To be a good Christian, some would say, was to be a Republican. Republicans care about the sanctity of human life, the dignity of work and the rule of law, they said. Jesus would vote Republican.
These are certainly things found in the Gospel. But it was weighing on me how often people were “sure” Jesus backed their party and not the other. How could two very different and sometimes opposite viewpoints claim to have Jesus in their corner?
In 2011, I was on a retreat. I was there for other issues I needed to take to prayer, but the question of politics was still in my heart. Sitting directly in front of the Eucharistic Jesus in the monstrance, I finally asked, “Okay, Jesus. Are you a Democrat or a Republican?”
I don’t know if I actually expected Him to talk. And if He was going to answer, I didn’t know what He would say. But I believe He did answer. As I looked at the Eucharistic Jesus, it seemed as though the host became larger. It didn’t, but I felt as though it did. I heard Him speak in my heart three words: “I am life.”
I came so that they may have life and have it abundantly. — John 10:10
“I am life.” That was all He said to me. But the rest of the communication came in a kind of mental experience, a kind of understanding. I had an awareness that “I am life” encompassed every human life of every kind and color, every age from the moment of conception to natural death, the creation of that life, the preservation of that life, the giver of gifts and talents for each life to share with others, the taking of that life from earth as only He had the right to decide, the education and cultivation of that life, the giver of all rights to that life in freedom. He is life.
For I, the Lord, do not change. — Malachi 3:6
Then I felt as though I were taken outside of time and space. The definition of what it means to be a Democrat or a Republican is not the same as it was five years ago. Or ten years ago. Or 50 years ago. Or 100 years ago. What people think about being an American today isn’t the same as it was when the United States was founded. The borders of all countries have changed over the course of human history and so have the borders of political thought. Political thought changes. But God doesn’t change.
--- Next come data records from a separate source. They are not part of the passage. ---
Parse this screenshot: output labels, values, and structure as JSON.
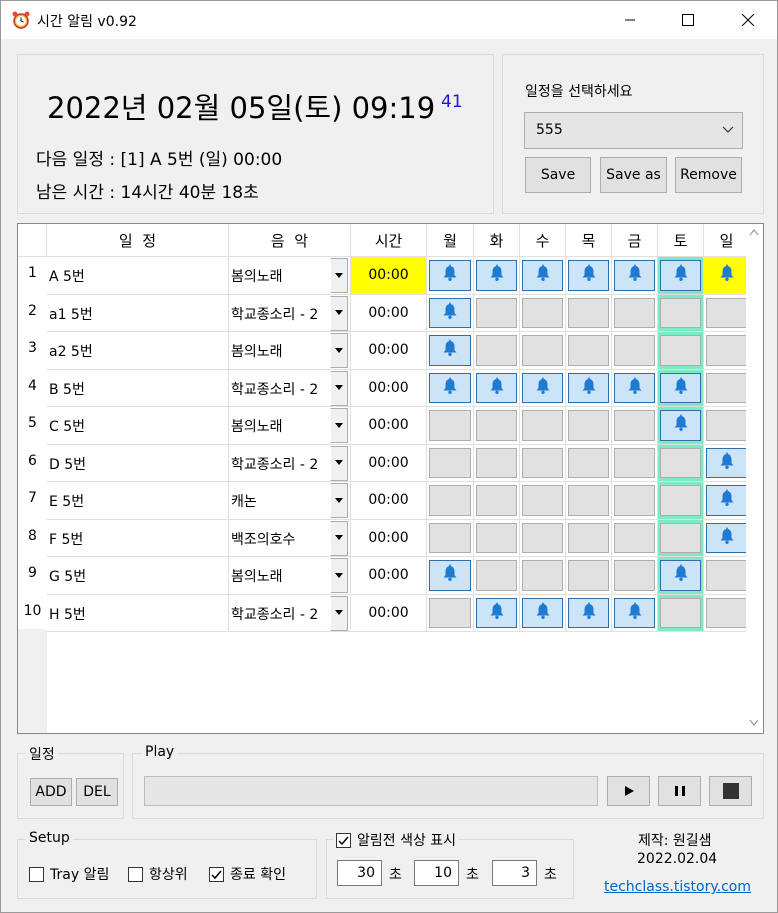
{
  "window": {
    "title": "시간 알림 v0.92"
  },
  "clock": {
    "datetime": "2022년 02월 05일(토) 09:19",
    "seconds": "41",
    "next_schedule": "다음 일정 : [1] A 5번 (일) 00:00",
    "remaining": "남은 시간 : 14시간 40분 18초"
  },
  "schedule_select": {
    "label": "일정을 선택하세요",
    "selected": "555",
    "save_label": "Save",
    "save_as_label": "Save as",
    "remove_label": "Remove"
  },
  "grid": {
    "headers": [
      "일  정",
      "음  악",
      "시간",
      "월",
      "화",
      "수",
      "목",
      "금",
      "토",
      "일"
    ],
    "rows": [
      {
        "num": "1",
        "name": "A 5번",
        "music": "봄의노래",
        "time": "00:00",
        "days": [
          true,
          true,
          true,
          true,
          true,
          true,
          true
        ]
      },
      {
        "num": "2",
        "name": "a1 5번",
        "music": "학교종소리 - 2",
        "time": "00:00",
        "days": [
          true,
          false,
          false,
          false,
          false,
          false,
          false
        ]
      },
      {
        "num": "3",
        "name": "a2 5번",
        "music": "봄의노래",
        "time": "00:00",
        "days": [
          true,
          false,
          false,
          false,
          false,
          false,
          false
        ]
      },
      {
        "num": "4",
        "name": "B 5번",
        "music": "학교종소리 - 2",
        "time": "00:00",
        "days": [
          true,
          true,
          true,
          true,
          true,
          true,
          false
        ]
      },
      {
        "num": "5",
        "name": "C 5번",
        "music": "봄의노래",
        "time": "00:00",
        "days": [
          false,
          false,
          false,
          false,
          false,
          true,
          false
        ]
      },
      {
        "num": "6",
        "name": "D 5번",
        "music": "학교종소리 - 2",
        "time": "00:00",
        "days": [
          false,
          false,
          false,
          false,
          false,
          false,
          true
        ]
      },
      {
        "num": "7",
        "name": "E 5번",
        "music": "캐논",
        "time": "00:00",
        "days": [
          false,
          false,
          false,
          false,
          false,
          false,
          true
        ]
      },
      {
        "num": "8",
        "name": "F 5번",
        "music": "백조의호수",
        "time": "00:00",
        "days": [
          false,
          false,
          false,
          false,
          false,
          false,
          true
        ]
      },
      {
        "num": "9",
        "name": "G 5번",
        "music": "봄의노래",
        "time": "00:00",
        "days": [
          true,
          false,
          false,
          false,
          false,
          true,
          false
        ]
      },
      {
        "num": "10",
        "name": "H 5번",
        "music": "학교종소리 - 2",
        "time": "00:00",
        "days": [
          false,
          true,
          true,
          true,
          true,
          false,
          false
        ]
      }
    ]
  },
  "schedule_group": {
    "title": "일정",
    "add_label": "ADD",
    "del_label": "DEL"
  },
  "play_group": {
    "title": "Play"
  },
  "setup_group": {
    "title": "Setup",
    "tray_label": "Tray 알림",
    "always_top_label": "항상위",
    "exit_confirm_label": "종료 확인",
    "tray_checked": false,
    "always_top_checked": false,
    "exit_confirm_checked": true
  },
  "alert_color": {
    "label": "알림전 색상 표시",
    "checked": true,
    "values": [
      "30",
      "10",
      "3"
    ],
    "unit": "초"
  },
  "credits": {
    "author": "제작: 원길샘",
    "date": "2022.02.04",
    "link": "techclass.tistory.com"
  },
  "colors": {
    "highlight_yellow": "#ffff00",
    "today_column": "#7fe8c4",
    "bell_blue": "#1f7bd1",
    "bell_button_on": "#cce4f7"
  }
}
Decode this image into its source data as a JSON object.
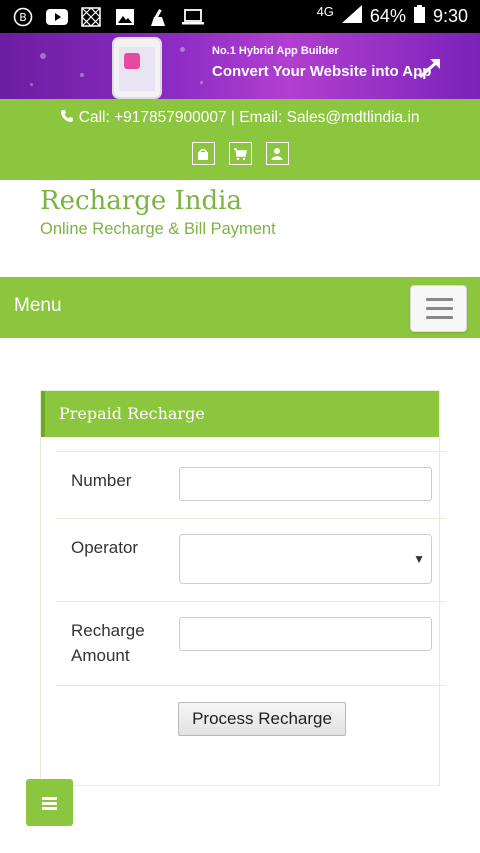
{
  "status_bar": {
    "left_icons": [
      "b-app-icon",
      "youtube-icon",
      "grid-app-icon",
      "image-icon",
      "cleaner-icon",
      "laptop-icon"
    ],
    "network": "4G",
    "battery": "64%",
    "time": "9:30"
  },
  "banner": {
    "line1": "No.1 Hybrid App Builder",
    "line2": "Convert Your Website into App"
  },
  "contact": {
    "text": "Call: +917857900007 | Email: Sales@mdtlindia.in",
    "icons": [
      "shopping-bag-icon",
      "cart-icon",
      "user-icon"
    ]
  },
  "site": {
    "title": "Recharge India",
    "tagline": "Online Recharge & Bill Payment"
  },
  "menu": {
    "label": "Menu"
  },
  "form": {
    "heading": "Prepaid Recharge",
    "number_label": "Number",
    "number_value": "",
    "operator_label": "Operator",
    "operator_value": "",
    "amount_label_1": "Recharge",
    "amount_label_2": "Amount",
    "amount_value": "",
    "submit_label": "Process Recharge"
  },
  "colors": {
    "accent_green": "#8cc63f",
    "title_green": "#7cb342",
    "banner_purple": "#8a2bc2"
  }
}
After this experience in prayer, I was given to understand that no political party, nation or any other human institution could offer the perfect plan for humanity that God offers. Jesus is bigger than politics... [To read the rest of this story, please jump over to ATX Catholic.]